This year, however, the Golden Knights (9-12-1) have started slow and are near the league basement. They’re 4-6 in their last 10 games and have been blown out in two of their last four.
Gallant may get a bit more time to turn it around though, as Vegas is currently five points removed from the second wild card in the west. He's also fresh off a Jack Adams Award for the league's top coach.
For Gallant’s sake, he’s likely hoping GM George McPhee and the Golden Knights don’t panic the way the Panthers did when they sent him packing a couple years ago despite the team being plagued with injuries early on.
Vegas also saw lots of turnover in the offseason that may have affected their depth, so Gallant may not have as much talent to work with as before.
Time will tell if he and the Golden Knights turn the corner this season or if he gets more time to reverse Vegas’ early fortunes.
Some other long-tenured coaches who could have their leashes shortened soon are as follows.
Rick Tocchet – Arizona Coyotes
Jeff Blashill – Detroit Red Wings
Bob Boughner – Florida Panthers
Jared Bednar – Colorado Avalanche
Peter DeBoer – San Jose Sharks

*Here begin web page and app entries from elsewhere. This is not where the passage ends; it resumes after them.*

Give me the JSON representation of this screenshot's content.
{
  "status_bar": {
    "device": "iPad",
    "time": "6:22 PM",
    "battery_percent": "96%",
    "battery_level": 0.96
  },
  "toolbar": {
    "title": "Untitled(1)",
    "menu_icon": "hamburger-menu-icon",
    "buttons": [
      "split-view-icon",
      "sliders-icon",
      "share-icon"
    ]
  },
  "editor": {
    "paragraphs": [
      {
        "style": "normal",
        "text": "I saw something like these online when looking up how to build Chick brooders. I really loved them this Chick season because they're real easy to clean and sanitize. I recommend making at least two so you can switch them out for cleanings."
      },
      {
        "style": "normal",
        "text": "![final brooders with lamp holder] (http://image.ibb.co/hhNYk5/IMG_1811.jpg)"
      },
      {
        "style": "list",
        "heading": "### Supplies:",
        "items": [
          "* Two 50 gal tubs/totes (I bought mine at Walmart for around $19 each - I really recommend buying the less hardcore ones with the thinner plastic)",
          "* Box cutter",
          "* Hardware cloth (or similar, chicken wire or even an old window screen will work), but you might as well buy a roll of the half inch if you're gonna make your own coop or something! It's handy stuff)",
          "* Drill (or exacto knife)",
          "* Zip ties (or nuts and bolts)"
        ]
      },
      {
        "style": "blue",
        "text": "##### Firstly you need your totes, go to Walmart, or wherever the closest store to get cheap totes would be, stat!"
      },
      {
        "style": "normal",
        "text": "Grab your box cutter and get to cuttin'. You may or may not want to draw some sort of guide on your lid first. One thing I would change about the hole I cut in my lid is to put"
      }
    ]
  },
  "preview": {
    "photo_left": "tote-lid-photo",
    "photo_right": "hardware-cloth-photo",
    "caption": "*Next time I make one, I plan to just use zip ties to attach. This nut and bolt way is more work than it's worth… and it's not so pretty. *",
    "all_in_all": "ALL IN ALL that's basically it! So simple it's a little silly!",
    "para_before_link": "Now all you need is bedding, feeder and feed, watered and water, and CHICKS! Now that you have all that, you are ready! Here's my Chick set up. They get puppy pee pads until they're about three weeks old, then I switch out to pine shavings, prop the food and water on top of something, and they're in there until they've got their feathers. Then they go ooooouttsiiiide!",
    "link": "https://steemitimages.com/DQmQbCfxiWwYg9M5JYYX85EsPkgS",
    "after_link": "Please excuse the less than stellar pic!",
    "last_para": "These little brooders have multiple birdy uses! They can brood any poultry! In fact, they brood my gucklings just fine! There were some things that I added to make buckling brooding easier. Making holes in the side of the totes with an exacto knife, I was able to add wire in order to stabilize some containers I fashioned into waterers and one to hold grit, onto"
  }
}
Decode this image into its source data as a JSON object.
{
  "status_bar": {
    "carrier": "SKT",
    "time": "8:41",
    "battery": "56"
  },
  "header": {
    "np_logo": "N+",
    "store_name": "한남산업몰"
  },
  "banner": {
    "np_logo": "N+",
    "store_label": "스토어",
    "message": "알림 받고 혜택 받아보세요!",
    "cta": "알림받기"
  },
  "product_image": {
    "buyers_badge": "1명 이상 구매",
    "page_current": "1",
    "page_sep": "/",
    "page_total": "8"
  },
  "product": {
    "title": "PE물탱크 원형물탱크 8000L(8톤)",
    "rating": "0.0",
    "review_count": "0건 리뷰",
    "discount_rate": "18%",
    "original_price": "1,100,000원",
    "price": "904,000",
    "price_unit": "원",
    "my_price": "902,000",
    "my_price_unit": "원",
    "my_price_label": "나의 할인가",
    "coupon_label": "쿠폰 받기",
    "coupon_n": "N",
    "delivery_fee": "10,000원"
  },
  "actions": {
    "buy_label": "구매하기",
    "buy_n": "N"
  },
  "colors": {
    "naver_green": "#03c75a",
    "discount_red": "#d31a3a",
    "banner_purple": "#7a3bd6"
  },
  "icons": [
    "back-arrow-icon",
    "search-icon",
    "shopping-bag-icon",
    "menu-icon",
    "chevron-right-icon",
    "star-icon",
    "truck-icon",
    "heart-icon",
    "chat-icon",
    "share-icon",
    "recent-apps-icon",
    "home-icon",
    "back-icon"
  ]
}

What do you think? Do these coaches stand a chance of being fired soon? Could other coaches be at a greater risk for that? Let us know in the comments section below!